Country-level strategy for open economies should be informed by high-level discussion and co-creation with the private sector, civil society, economists, and others. Too often, donors take a top-down approach to engaging partners. In democracy assistance, it is even more vital to engage varied interests—as in open access orders—and not confine assistance to the technical aspects of institution building and governance. A coherent strategy for open economies must support inclusive, market-driven approaches based on positive incentive structures; establish robust partnership frameworks (such as the Kampala Principles); and nurture the development of broad reform coalitions that sustain the political economy of reform.
Open economies and open societies have delivered tremendous human progress, yet in recent years have not fully lived up to expectations. The resurgence of competing models signals three things. First, the institutional ‘infrastructure’ of market economies and the liberal order must be restored to be more resilient, responsive, and equitable. Second, the enabling environment for technological, economic, and social innovations must be improved to develop new markets, business models, and governance mechanisms that expand opportunity and meet today’s challenges. Third, defenders of open societies and open economies should come together to counter authoritarian, illiberal, populist approaches and show that their model offers effective, more legitimate, and more sustainable solutions to citizens’ needs.
The UK has existing capabilities for private sector engagement, business climate reform, and anti-corruption, all of which could be paired effectively with democracy assistance mechanisms. The purpose of this integration would not be to redirect democracy support but to reinforce democratic values, rights, and institutions with corresponding values, interests, rule of law, and pluralism in the economic sphere. The targeted application by the UK of mutually reinforcing strategies, in support of locally driven change, will help sustain both democratic openings and more inclusive growth.
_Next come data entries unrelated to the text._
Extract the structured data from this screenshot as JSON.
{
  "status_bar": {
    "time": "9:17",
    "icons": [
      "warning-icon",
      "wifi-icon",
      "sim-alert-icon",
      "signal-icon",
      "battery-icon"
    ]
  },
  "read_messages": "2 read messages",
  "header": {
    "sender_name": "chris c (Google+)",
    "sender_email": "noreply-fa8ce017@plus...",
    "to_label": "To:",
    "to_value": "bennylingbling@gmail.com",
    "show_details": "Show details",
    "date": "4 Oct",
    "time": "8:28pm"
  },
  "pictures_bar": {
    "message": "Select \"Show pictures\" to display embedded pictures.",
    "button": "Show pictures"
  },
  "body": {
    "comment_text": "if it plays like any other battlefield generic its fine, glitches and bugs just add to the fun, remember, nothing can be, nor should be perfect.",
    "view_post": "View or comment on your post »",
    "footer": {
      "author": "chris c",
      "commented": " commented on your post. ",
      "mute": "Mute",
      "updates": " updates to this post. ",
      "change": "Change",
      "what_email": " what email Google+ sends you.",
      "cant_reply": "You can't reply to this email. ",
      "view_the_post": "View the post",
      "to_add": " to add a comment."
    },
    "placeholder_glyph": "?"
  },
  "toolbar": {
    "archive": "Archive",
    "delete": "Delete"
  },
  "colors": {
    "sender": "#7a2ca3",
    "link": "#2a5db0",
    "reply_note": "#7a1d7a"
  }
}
This new focus on the economic dimension of democracy assistance can bolster democratic legitimacy and performance in democracy that delivers.
This piece originally appeared in The Foreign Policy Center